RECORD EXTRACTS »
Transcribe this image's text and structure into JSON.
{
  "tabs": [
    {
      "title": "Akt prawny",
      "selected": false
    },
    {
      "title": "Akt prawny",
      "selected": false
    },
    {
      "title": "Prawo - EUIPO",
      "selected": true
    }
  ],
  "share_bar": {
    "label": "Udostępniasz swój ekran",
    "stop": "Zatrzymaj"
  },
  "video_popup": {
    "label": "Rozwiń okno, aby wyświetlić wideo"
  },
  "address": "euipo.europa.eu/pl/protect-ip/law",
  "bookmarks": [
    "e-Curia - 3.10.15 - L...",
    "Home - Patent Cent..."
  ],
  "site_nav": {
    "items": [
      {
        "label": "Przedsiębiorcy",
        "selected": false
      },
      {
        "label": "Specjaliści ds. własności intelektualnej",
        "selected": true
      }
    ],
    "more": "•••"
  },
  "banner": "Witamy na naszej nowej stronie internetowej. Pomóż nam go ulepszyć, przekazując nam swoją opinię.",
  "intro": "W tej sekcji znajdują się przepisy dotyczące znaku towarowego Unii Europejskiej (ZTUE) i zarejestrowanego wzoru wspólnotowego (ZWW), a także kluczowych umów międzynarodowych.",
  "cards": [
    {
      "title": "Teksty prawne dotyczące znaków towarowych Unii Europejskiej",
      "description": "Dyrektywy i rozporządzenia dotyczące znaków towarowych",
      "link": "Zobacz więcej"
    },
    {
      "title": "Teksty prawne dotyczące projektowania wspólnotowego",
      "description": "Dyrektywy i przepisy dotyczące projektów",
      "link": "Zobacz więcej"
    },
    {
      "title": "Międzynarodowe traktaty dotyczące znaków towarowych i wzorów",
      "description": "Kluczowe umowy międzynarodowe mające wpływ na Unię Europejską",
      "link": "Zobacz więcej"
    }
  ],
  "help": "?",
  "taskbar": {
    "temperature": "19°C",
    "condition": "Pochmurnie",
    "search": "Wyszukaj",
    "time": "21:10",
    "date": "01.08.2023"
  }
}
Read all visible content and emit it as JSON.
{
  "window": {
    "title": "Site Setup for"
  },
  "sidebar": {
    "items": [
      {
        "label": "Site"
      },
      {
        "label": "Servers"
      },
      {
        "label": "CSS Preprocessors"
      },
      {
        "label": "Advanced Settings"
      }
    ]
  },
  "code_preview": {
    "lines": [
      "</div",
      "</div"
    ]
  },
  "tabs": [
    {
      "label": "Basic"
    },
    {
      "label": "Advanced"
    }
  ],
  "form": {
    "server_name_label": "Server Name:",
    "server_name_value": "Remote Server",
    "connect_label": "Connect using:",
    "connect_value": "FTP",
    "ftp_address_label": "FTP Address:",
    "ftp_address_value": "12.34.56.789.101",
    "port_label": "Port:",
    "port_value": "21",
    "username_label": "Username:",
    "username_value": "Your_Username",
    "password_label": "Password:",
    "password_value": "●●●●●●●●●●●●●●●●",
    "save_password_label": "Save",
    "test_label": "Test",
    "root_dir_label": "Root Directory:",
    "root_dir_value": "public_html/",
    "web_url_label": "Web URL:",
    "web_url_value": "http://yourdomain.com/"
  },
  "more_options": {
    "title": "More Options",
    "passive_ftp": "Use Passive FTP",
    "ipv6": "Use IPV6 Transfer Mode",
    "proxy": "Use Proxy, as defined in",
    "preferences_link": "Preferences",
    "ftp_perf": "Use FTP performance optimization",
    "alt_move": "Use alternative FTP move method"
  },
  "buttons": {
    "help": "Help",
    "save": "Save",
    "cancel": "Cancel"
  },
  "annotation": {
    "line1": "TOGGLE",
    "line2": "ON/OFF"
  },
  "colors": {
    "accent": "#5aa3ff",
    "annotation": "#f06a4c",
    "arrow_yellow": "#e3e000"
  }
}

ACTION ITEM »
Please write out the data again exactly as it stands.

RESULT »
Transcribe this image's text and structure into JSON.
{
  "tabs": [
    {
      "title": "Akt prawny",
      "selected": false
    },
    {
      "title": "Akt prawny",
      "selected": false
    },
    {
      "title": "Prawo - EUIPO",
      "selected": true
    }
  ],
  "share_bar": {
    "label": "Udostępniasz swój ekran",
    "stop": "Zatrzymaj"
  },
  "video_popup": {
    "label": "Rozwiń okno, aby wyświetlić wideo"
  },
  "address": "euipo.europa.eu/pl/protect-ip/law",
  "bookmarks": [
    "e-Curia - 3.10.15 - L...",
    "Home - Patent Cent..."
  ],
  "site_nav": {
    "items": [
      {
        "label": "Przedsiębiorcy",
        "selected": false
      },
      {
        "label": "Specjaliści ds. własności intelektualnej",
        "selected": true
      }
    ],
    "more": "•••"
  },
  "banner": "Witamy na naszej nowej stronie internetowej. Pomóż nam go ulepszyć, przekazując nam swoją opinię.",
  "intro": "W tej sekcji znajdują się przepisy dotyczące znaku towarowego Unii Europejskiej (ZTUE) i zarejestrowanego wzoru wspólnotowego (ZWW), a także kluczowych umów międzynarodowych.",
  "cards": [
    {
      "title": "Teksty prawne dotyczące znaków towarowych Unii Europejskiej",
      "description": "Dyrektywy i rozporządzenia dotyczące znaków towarowych",
      "link": "Zobacz więcej"
    },
    {
      "title": "Teksty prawne dotyczące projektowania wspólnotowego",
      "description": "Dyrektywy i przepisy dotyczące projektów",
      "link": "Zobacz więcej"
    },
    {
      "title": "Międzynarodowe traktaty dotyczące znaków towarowych i wzorów",
      "description": "Kluczowe umowy międzynarodowe mające wpływ na Unię Europejską",
      "link": "Zobacz więcej"
    }
  ],
  "help": "?",
  "taskbar": {
    "temperature": "19°C",
    "condition": "Pochmurnie",
    "search": "Wyszukaj",
    "time": "21:10",
    "date": "01.08.2023"
  }
}
Read all visible content and emit it as JSON.
{
  "window": {
    "title": "Site Setup for"
  },
  "sidebar": {
    "items": [
      {
        "label": "Site"
      },
      {
        "label": "Servers"
      },
      {
        "label": "CSS Preprocessors"
      },
      {
        "label": "Advanced Settings"
      }
    ]
  },
  "code_preview": {
    "lines": [
      "</div",
      "</div"
    ]
  },
  "tabs": [
    {
      "label": "Basic"
    },
    {
      "label": "Advanced"
    }
  ],
  "form": {
    "server_name_label": "Server Name:",
    "server_name_value": "Remote Server",
    "connect_label": "Connect using:",
    "connect_value": "FTP",
    "ftp_address_label": "FTP Address:",
    "ftp_address_value": "12.34.56.789.101",
    "port_label": "Port:",
    "port_value": "21",
    "username_label": "Username:",
    "username_value": "Your_Username",
    "password_label": "Password:",
    "password_value": "●●●●●●●●●●●●●●●●",
    "save_password_label": "Save",
    "test_label": "Test",
    "root_dir_label": "Root Directory:",
    "root_dir_value": "public_html/",
    "web_url_label": "Web URL:",
    "web_url_value": "http://yourdomain.com/"
  },
  "more_options": {
    "title": "More Options",
    "passive_ftp": "Use Passive FTP",
    "ipv6": "Use IPV6 Transfer Mode",
    "proxy": "Use Proxy, as defined in",
    "preferences_link": "Preferences",
    "ftp_perf": "Use FTP performance optimization",
    "alt_move": "Use alternative FTP move method"
  },
  "buttons": {
    "help": "Help",
    "save": "Save",
    "cancel": "Cancel"
  },
  "annotation": {
    "line1": "TOGGLE",
    "line2": "ON/OFF"
  },
  "colors": {
    "accent": "#5aa3ff",
    "annotation": "#f06a4c",
    "arrow_yellow": "#e3e000"
  }
}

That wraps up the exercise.